In this two-part blog series, our aestheticians give their expert advice on all things shellac. Today, they share their best tips on how to properly remove your shellac without damaging your natural nail.

What's the best way for a client to remove shellac on her nails?

Aga: It's always best to come in and have it removed by an experienced professional. There are many reasons for this, the most important being that it prevents the client from picking or peeling off the shellac themselves. You're guaranteed to wreak havoc on the nail if you do this!

Why is picking or peeling so bad for the natural nail?

Kaitlin: Think about it, you have to use a special LED machine to cure and harden the polish. This causes the gel elements in the shellac to fuse to the nail plate, which is why it lasts so much longer than regular nail polish! Because the shellac is fused to the nail, peeling it off without breaking it down first means that you will also take off the top layers of your nail as well.

Kate: Aestheticians are trained in safe removal methods that can make a big difference in maintaining the health of your nail. First, we use high-quality, professional grade acetone. Second, we buff off the top layer of the shellac top coat. This increases the absorption of the acetone. Finally, we use the e-file or drill only to thin down the shellac, not to remove it completely. All these steps are essential for proper removal. Having your manicure removed by a trained professional minimizes the chances of experiencing any unnecessary damage to the natural nail.

What should clients do if their shellac starts lifting on its own after the two week period?

Alex: Let it do its thing! A lot of our clients think that spontaneous lifting or chipping is bad, but if your manicure has been on for two weeks or more, this is perfectly normal. The shellac eventually loosens from the nail naturally, causing very minimal damage. It's tempting to pick at it, and this is where you can run into problems. Even though some sections of the shellac have started to lift or peel, it still adheres to other parts of the nail.
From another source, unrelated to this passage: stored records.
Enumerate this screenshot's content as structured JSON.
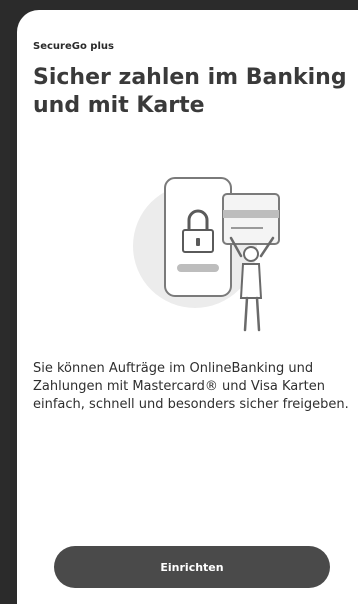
{
  "header": {
    "brand": "SecureGo plus",
    "title": "Sicher zahlen im Banking und mit Karte"
  },
  "illustration": {
    "icon": "phone-lock-card-person-icon"
  },
  "body": {
    "description": "Sie können Aufträge im OnlineBanking und Zahlungen mit Mastercard® und Visa Karten einfach, schnell und besonders sicher freigeben."
  },
  "actions": {
    "setup_label": "Einrichten"
  },
  "colors": {
    "background_frame": "#2b2b2b",
    "screen": "#ffffff",
    "title": "#3a3a3a",
    "button": "#4a4a4a",
    "button_text": "#ffffff"
  }
}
Ali: If you're prone to picking, call us right away and book a removal appointment! We also like to tell our clients to make regular, scheduled manicure appointments. We'll either remove your existing manicure or give you a fresh one. It's best to do this because you won't tempt yourself to pick if you know you'll be coming in soon to have your polish taken off.
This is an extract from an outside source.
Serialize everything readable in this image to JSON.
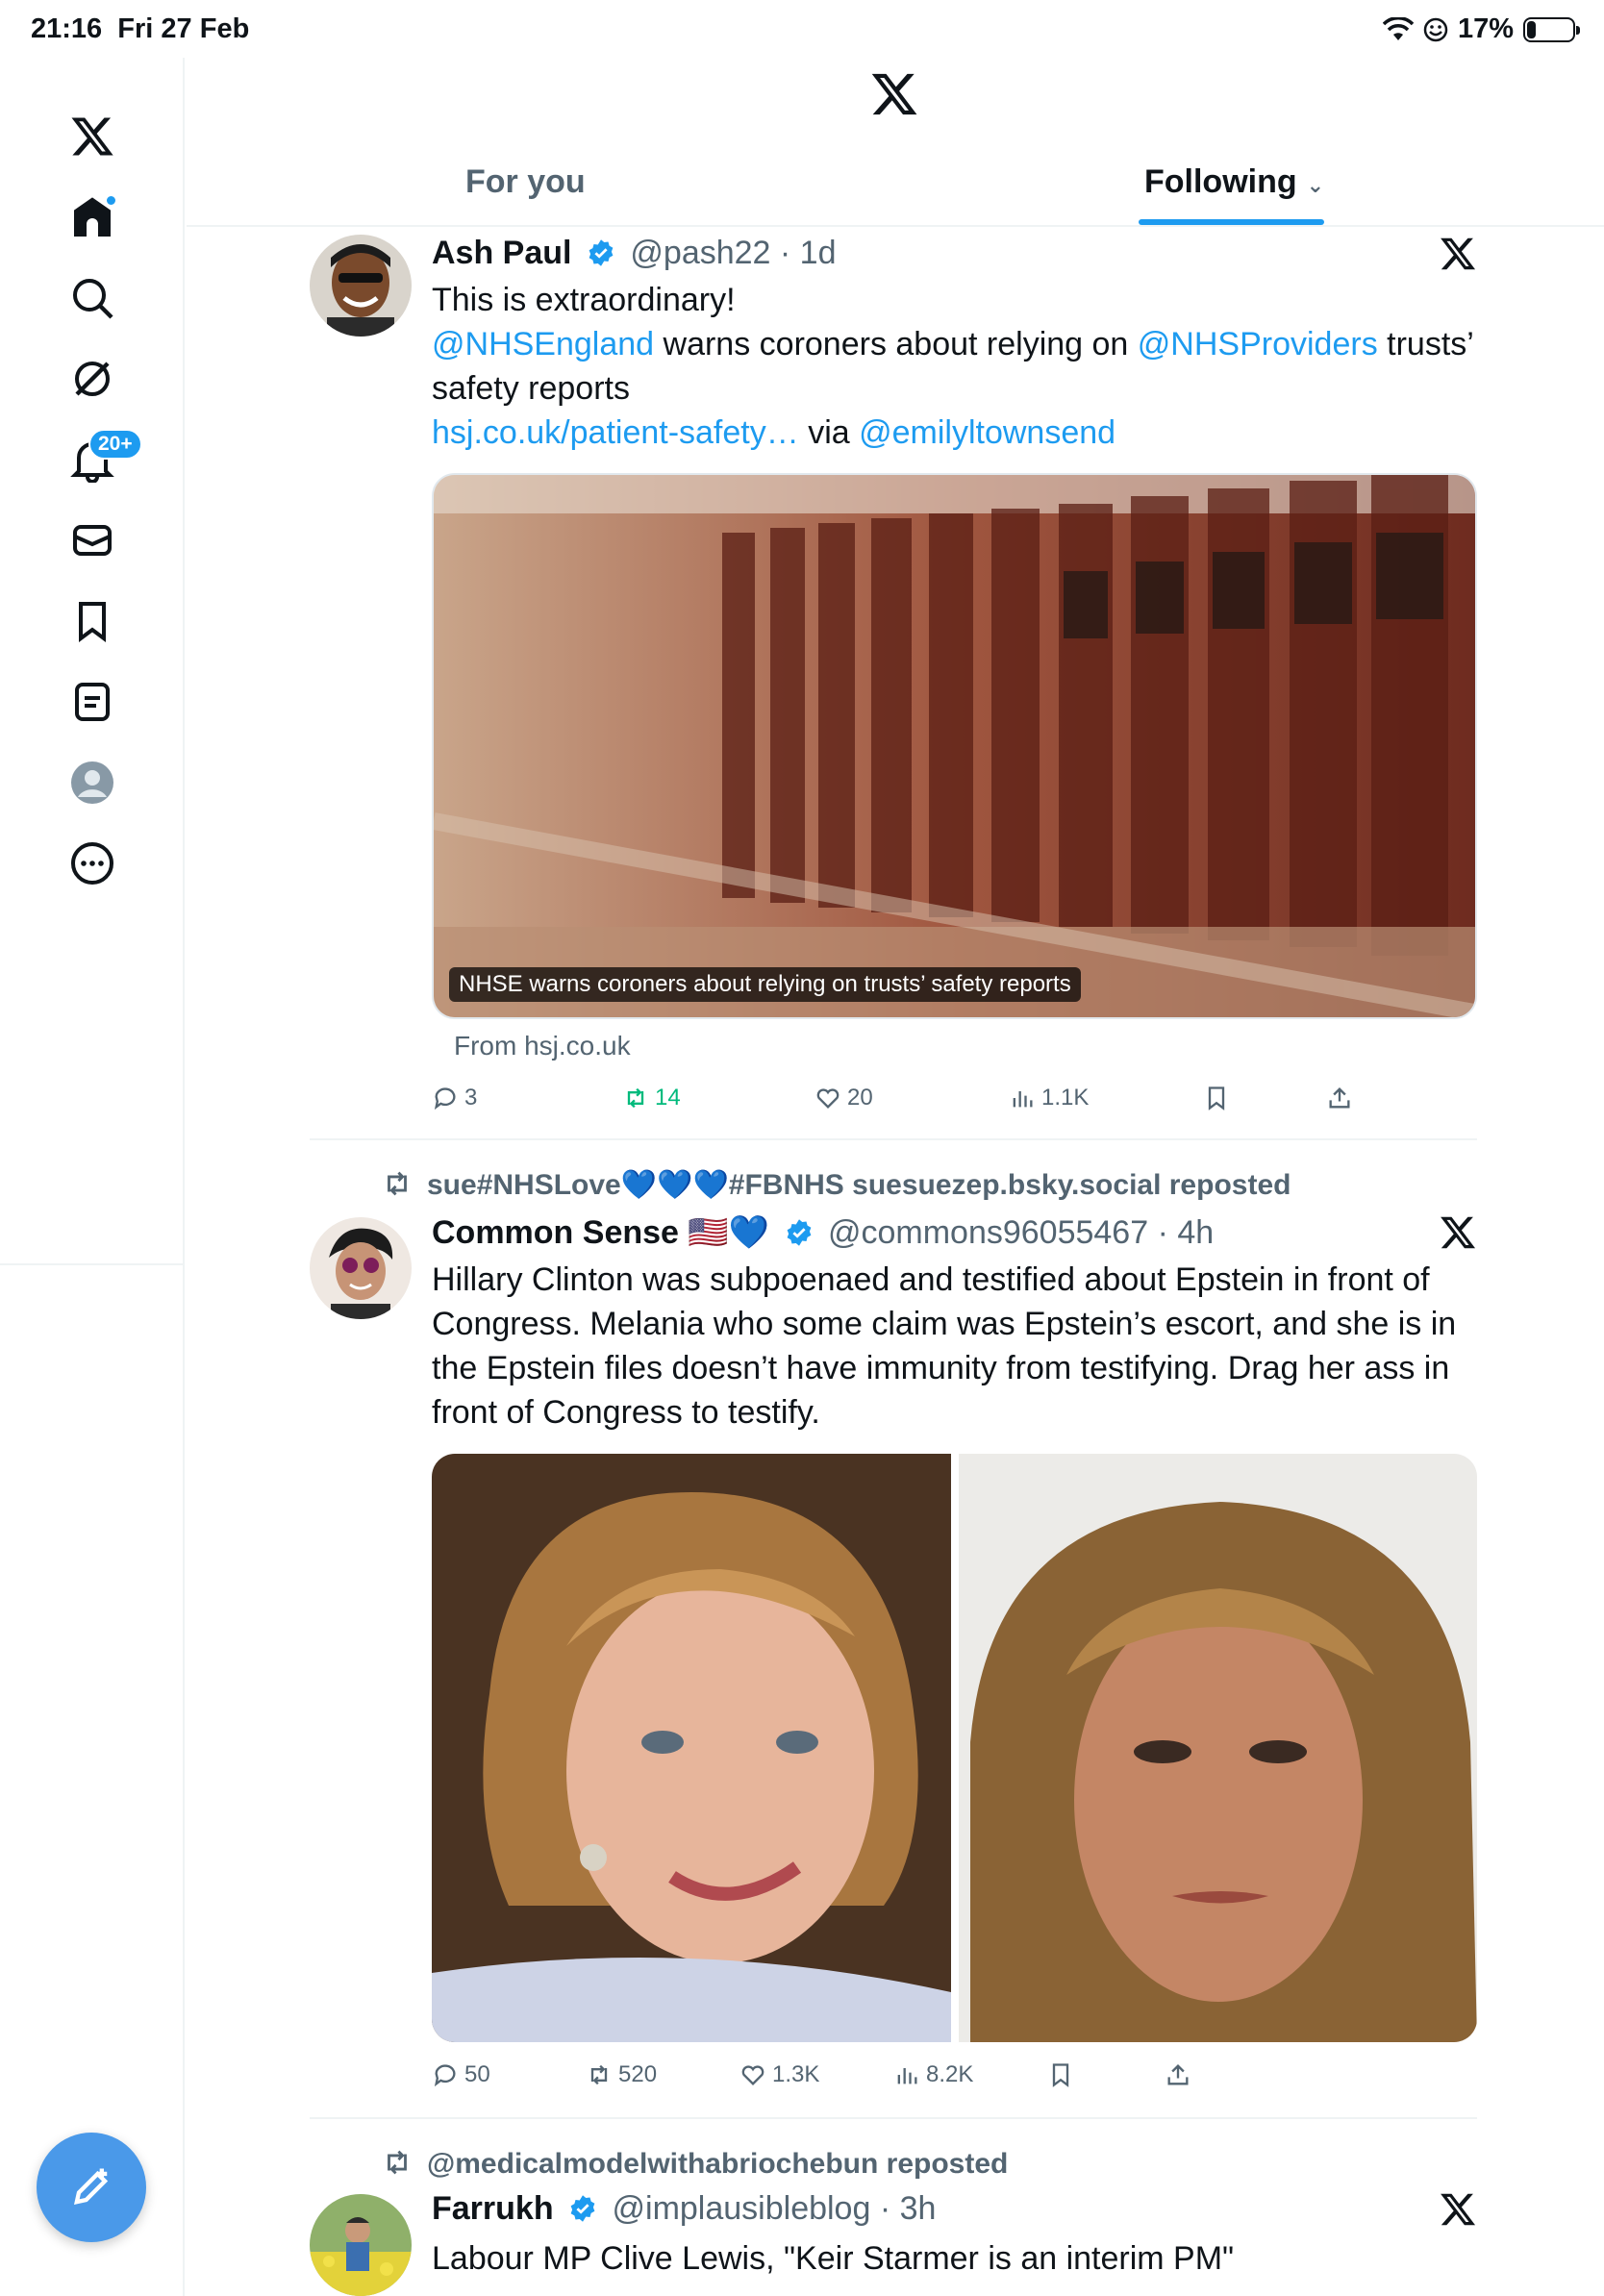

Aga: Regular shellac appointments that follow a predictable schedule means that you come in every two or three weeks. This a good idea because by the two week mark, there is usually little to no chipping. As Ali mentioned, you'll be less tempted to pick at shellac that's perfectly in tact.

Do you think clients should remove their own shellac?

Kaitlin: I wouldn't recommend it. It will take you much longer to remove shellac at home than it would if you came to see us as the spa. That said, home removal is totally acceptable and definitely preferable to picking. We always educate clients on proper home removal if they tell us they'd like to learn how to remove their shellac in the comfort of their own home.

Alex: I completely agree. I strongly recommend the foil wrap method used in spas and not the acetone-in-a-bowl method, as having your hand sit in acetone for long periods of time can seriously dry out the skin. The foil wrap is also quicker because when the wrap is tight and there's pressure put on the nail, the acetone can break down the shellac quicker.

What other tips do you have to make sure the natural nail stays healthy?

Katie: Make sure you get a full manicure with each removal. This allows us to nourish and hydrate the natural nail with soothing lotions and fortifying nail strengtheners. A paraffin dip treatment is also an excellent thing to add on to your removal service, as the oils in the wax act as a barrier that protects the nail bed and cuticles.

Ali: You should also continue your moisturizing routine at home and continue to use cuticle oil and nail strengtheners to keep your natural nail protected and healthy looking.

Thanks for reading! We hope you enjoyed this series on the dos and don’ts of shellac application and removal.